    6. I believe there are little ways I think we can help people.
      1. Praying with and for people. We will never know how much of a difference this will make.
      2. Sharing the Gospel with someone. You know that is a free gift you can share with another person?
      3. Bibles: give one away.
      4. Help people with meals.
      5. Visiting shut-ins and those in the hospital. Take your children with you and visit a senior saint. Or, visit some of your own family members.
      6. Sew for someone, teach someone to sew. Teach someone to cook.

Close:

Daniel Meyer tells the story of an elderly woman who heard a sermon in which she felt God encouraging her to look for ways in which she could use her particular gifts and situation to minister to the needs of others. She thought about her gifts and realized that she’d been told by others that she had the gift of hospitality. She lived alone in a small apartment near a large university and had afternoons free. She pondered the needs around her and the people who tugged at her heartstrings. To her mind came the students nearby who were so far away from home. It was then that an idea both strange and simple suddenly arose. She got a stack of three-by- five cards and wrote on each one the following words: “Are you homesick? Come to my house at 4:00 p.m. for tea.” She included a phone number and address and then posted the cards all around campus.

After a slow start, homesick students began trickling into her house each week for tea. When she died ten years later, eighty honorary pallbearers attended her funeral. Each one of them had been a student who, once upon a time, found a hot cup of tea, a sense of home, and the gospel of Jesus in the hospitable heart of this faithful servant.[5]

Think back to the story I shared at the beginning of this sermon. Remember the story about the wealthy white man helping at the homeless shelter. I challenge you to go the extra mile in service. Serve, even during inconvenient times. That is what Jesus did. That is the example in the rest of this passage.

Phil. 2:3-4:

Do nothing from selfishness or empty conceit, but with humility of mind regard one another as more important than yourselves; do not merely look out for your own personal interests, but also for the interests of others. 

Do you know Christ?

Luke 9:23

God created us to be with him. (Genesis 1-2)

Our sin separated us from God. (Genesis 3)

Sins cannot be removed by good deeds (Gen 4-Mal 4)

Paying the price for sin, Jesus died and rose again. (Matthew – Luke)

Everyone who trusts in him alone has eternal life. (John – Jude)

Life that’s eternal means we will be with Jesus forever. (Revelation 22:5)

 

[1]Biblical Studies Press, The NET Bible First Edition Notes(Biblical Studies Press, 2006), Php 2:3.

[2]Bill Hybels, “The Certainty of Suffering,” Preaching Today, Tape No. 164.

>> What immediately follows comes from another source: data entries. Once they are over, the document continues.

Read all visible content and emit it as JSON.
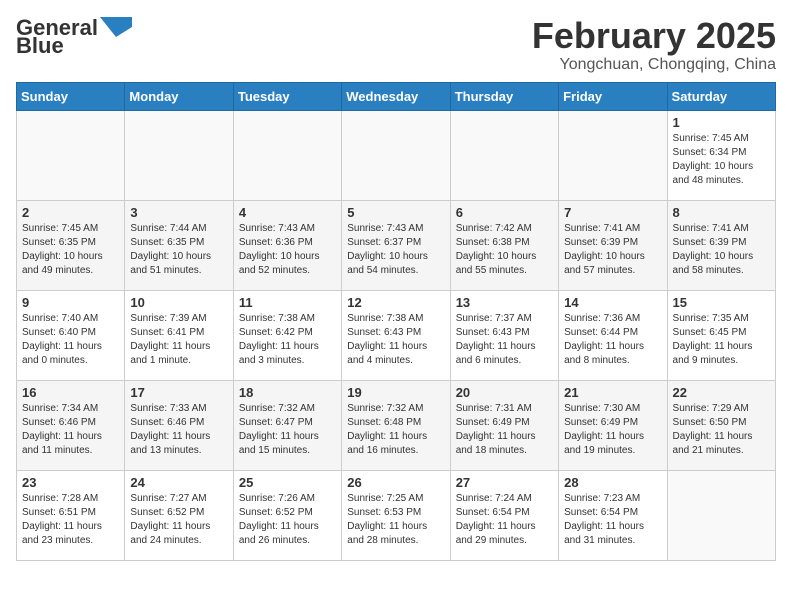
{
  "header": {
    "logo_general": "General",
    "logo_blue": "Blue",
    "title": "February 2025",
    "subtitle": "Yongchuan, Chongqing, China"
  },
  "weekdays": [
    "Sunday",
    "Monday",
    "Tuesday",
    "Wednesday",
    "Thursday",
    "Friday",
    "Saturday"
  ],
  "weeks": [
    [
      {
        "day": "",
        "info": ""
      },
      {
        "day": "",
        "info": ""
      },
      {
        "day": "",
        "info": ""
      },
      {
        "day": "",
        "info": ""
      },
      {
        "day": "",
        "info": ""
      },
      {
        "day": "",
        "info": ""
      },
      {
        "day": "1",
        "info": "Sunrise: 7:45 AM\nSunset: 6:34 PM\nDaylight: 10 hours\nand 48 minutes."
      }
    ],
    [
      {
        "day": "2",
        "info": "Sunrise: 7:45 AM\nSunset: 6:35 PM\nDaylight: 10 hours\nand 49 minutes."
      },
      {
        "day": "3",
        "info": "Sunrise: 7:44 AM\nSunset: 6:35 PM\nDaylight: 10 hours\nand 51 minutes."
      },
      {
        "day": "4",
        "info": "Sunrise: 7:43 AM\nSunset: 6:36 PM\nDaylight: 10 hours\nand 52 minutes."
      },
      {
        "day": "5",
        "info": "Sunrise: 7:43 AM\nSunset: 6:37 PM\nDaylight: 10 hours\nand 54 minutes."
      },
      {
        "day": "6",
        "info": "Sunrise: 7:42 AM\nSunset: 6:38 PM\nDaylight: 10 hours\nand 55 minutes."
      },
      {
        "day": "7",
        "info": "Sunrise: 7:41 AM\nSunset: 6:39 PM\nDaylight: 10 hours\nand 57 minutes."
      },
      {
        "day": "8",
        "info": "Sunrise: 7:41 AM\nSunset: 6:39 PM\nDaylight: 10 hours\nand 58 minutes."
      }
    ],
    [
      {
        "day": "9",
        "info": "Sunrise: 7:40 AM\nSunset: 6:40 PM\nDaylight: 11 hours\nand 0 minutes."
      },
      {
        "day": "10",
        "info": "Sunrise: 7:39 AM\nSunset: 6:41 PM\nDaylight: 11 hours\nand 1 minute."
      },
      {
        "day": "11",
        "info": "Sunrise: 7:38 AM\nSunset: 6:42 PM\nDaylight: 11 hours\nand 3 minutes."
      },
      {
        "day": "12",
        "info": "Sunrise: 7:38 AM\nSunset: 6:43 PM\nDaylight: 11 hours\nand 4 minutes."
      },
      {
        "day": "13",
        "info": "Sunrise: 7:37 AM\nSunset: 6:43 PM\nDaylight: 11 hours\nand 6 minutes."
      },
      {
        "day": "14",
        "info": "Sunrise: 7:36 AM\nSunset: 6:44 PM\nDaylight: 11 hours\nand 8 minutes."
      },
      {
        "day": "15",
        "info": "Sunrise: 7:35 AM\nSunset: 6:45 PM\nDaylight: 11 hours\nand 9 minutes."
      }
    ],
    [
      {
        "day": "16",
        "info": "Sunrise: 7:34 AM\nSunset: 6:46 PM\nDaylight: 11 hours\nand 11 minutes."
      },
      {
        "day": "17",
        "info": "Sunrise: 7:33 AM\nSunset: 6:46 PM\nDaylight: 11 hours\nand 13 minutes."
      },
      {
        "day": "18",
        "info": "Sunrise: 7:32 AM\nSunset: 6:47 PM\nDaylight: 11 hours\nand 15 minutes."
      },
      {
        "day": "19",
        "info": "Sunrise: 7:32 AM\nSunset: 6:48 PM\nDaylight: 11 hours\nand 16 minutes."
      },
      {
        "day": "20",
        "info": "Sunrise: 7:31 AM\nSunset: 6:49 PM\nDaylight: 11 hours\nand 18 minutes."
      },
      {
        "day": "21",
        "info": "Sunrise: 7:30 AM\nSunset: 6:49 PM\nDaylight: 11 hours\nand 19 minutes."
      },
      {
        "day": "22",
        "info": "Sunrise: 7:29 AM\nSunset: 6:50 PM\nDaylight: 11 hours\nand 21 minutes."
      }
    ],
    [
      {
        "day": "23",
        "info": "Sunrise: 7:28 AM\nSunset: 6:51 PM\nDaylight: 11 hours\nand 23 minutes."
      },
      {
        "day": "24",
        "info": "Sunrise: 7:27 AM\nSunset: 6:52 PM\nDaylight: 11 hours\nand 24 minutes."
      },
      {
        "day": "25",
        "info": "Sunrise: 7:26 AM\nSunset: 6:52 PM\nDaylight: 11 hours\nand 26 minutes."
      },
      {
        "day": "26",
        "info": "Sunrise: 7:25 AM\nSunset: 6:53 PM\nDaylight: 11 hours\nand 28 minutes."
      },
      {
        "day": "27",
        "info": "Sunrise: 7:24 AM\nSunset: 6:54 PM\nDaylight: 11 hours\nand 29 minutes."
      },
      {
        "day": "28",
        "info": "Sunrise: 7:23 AM\nSunset: 6:54 PM\nDaylight: 11 hours\nand 31 minutes."
      },
      {
        "day": "",
        "info": ""
      }
    ]
  ]
}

[3]Chuck Swindoll

[4]– 18-year-old country music star Taylor Swift speaking about the inspiration for the song “The Outside”, Entertainment Weekly, February 8, 2008, pg. 42

[5]Daniel Meyer, Witness Essentials (InterVarsity Press, 2012), p. 186

Leave a Reply

Fill in your details below or click an icon to log in:

WordPress.com Logo

You are commenting using your WordPress.com account. Log Out /  Change )

Google photo

You are commenting using your Google account. Log Out /  Change )

Twitter picture

You are commenting using your Twitter account. Log Out /  Change )

Facebook photo

You are commenting using your Facebook account. Log Out /  Change )

Connecting to %s